Despite several other brushes with the law, he was handed the reins of the billion-dollar company. His attempts to meet the challenge of surging liquor sales, most notably his own ‘alcoholic energy drink’, were disasters. It was canned in 2007 – just a year before a hostile takeover would wrestle the frim out of Busch family control.
Billy Busch and his children currently star in MTV reality show ‘Busch Family: Brewed’
The Busch family has watched in recent months as Bud Light, the brand’s biggest cash cow, has been decimated following its collaboration with Dylan Mulvaney (pictured)
In 2008, InBev forged ahead with its takeover plans, and August IV was presented with a bid of $46.3 billion. The scion had previously vowed that no such sale would ‘happen on his watch’, but it was eventually finalized at around $52 billion.

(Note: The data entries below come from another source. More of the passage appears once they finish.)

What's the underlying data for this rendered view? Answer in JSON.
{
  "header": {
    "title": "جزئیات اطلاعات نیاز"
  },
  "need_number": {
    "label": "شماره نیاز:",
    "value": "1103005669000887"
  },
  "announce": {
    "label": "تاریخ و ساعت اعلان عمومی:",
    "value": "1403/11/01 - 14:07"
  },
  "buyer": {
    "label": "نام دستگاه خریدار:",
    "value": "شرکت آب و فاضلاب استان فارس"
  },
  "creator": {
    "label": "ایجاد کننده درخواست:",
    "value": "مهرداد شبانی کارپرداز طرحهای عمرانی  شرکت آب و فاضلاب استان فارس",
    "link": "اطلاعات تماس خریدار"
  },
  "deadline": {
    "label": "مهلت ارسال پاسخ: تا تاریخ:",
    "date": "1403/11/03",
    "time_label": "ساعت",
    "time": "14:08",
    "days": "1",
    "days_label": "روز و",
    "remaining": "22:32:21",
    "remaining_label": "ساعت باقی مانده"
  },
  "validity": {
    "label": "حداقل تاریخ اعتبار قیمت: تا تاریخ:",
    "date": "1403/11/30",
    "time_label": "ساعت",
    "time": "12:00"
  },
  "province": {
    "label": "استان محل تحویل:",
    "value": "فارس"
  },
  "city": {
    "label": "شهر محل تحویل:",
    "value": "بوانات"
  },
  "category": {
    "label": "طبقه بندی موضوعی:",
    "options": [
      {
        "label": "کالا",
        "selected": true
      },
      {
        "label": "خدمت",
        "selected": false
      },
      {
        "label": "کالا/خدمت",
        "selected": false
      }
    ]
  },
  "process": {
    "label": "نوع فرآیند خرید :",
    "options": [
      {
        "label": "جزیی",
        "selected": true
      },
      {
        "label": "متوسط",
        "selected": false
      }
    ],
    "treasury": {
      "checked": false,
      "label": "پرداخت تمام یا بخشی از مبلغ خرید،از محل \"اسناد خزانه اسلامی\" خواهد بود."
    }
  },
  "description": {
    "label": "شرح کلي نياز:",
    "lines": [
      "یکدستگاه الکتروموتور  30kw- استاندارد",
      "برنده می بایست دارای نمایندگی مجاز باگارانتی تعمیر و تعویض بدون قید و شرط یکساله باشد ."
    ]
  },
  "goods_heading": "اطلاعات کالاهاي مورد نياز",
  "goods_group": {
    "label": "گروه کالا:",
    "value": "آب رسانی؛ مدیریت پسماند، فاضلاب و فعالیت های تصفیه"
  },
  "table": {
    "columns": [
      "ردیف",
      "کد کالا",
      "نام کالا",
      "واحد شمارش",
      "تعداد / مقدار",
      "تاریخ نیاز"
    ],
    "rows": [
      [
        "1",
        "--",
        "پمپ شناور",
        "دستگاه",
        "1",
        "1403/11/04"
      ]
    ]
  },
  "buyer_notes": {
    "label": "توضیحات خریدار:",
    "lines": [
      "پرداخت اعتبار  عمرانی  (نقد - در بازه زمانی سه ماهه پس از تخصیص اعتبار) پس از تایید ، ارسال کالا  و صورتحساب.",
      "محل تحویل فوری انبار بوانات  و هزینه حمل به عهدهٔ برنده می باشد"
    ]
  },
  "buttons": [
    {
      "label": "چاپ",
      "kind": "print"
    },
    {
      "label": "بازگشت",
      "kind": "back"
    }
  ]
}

Busch IV was removed from his post as part of the merger.
Billy – Gussie’s son who wrote the tell-all book – branched out on his own, using the family fortune to found his own beer company Kräftig.
After the dust settled, the twisting and turning family saga also attracted attention from TV producers. Billy Busch currently stars in MTV reality show ‘Busch Family: Brewed.’
While away from the company as executives took over, the Busch family has watched in recent months as Bud Light, which became the brand’s biggest cash cow, has been decimated.
After woke marketing executives decided to partner up with transgender influencer Dylan Mulvaney in April, a mass boycott saw Bud Light lose more than $20 billion in market capital.
Now, while the Busch clan once dominated the worldwide beer industry and seemingly knew exactly what the American people wanted, the family’s fall from power has seen its iconic beer now become cheaper than water.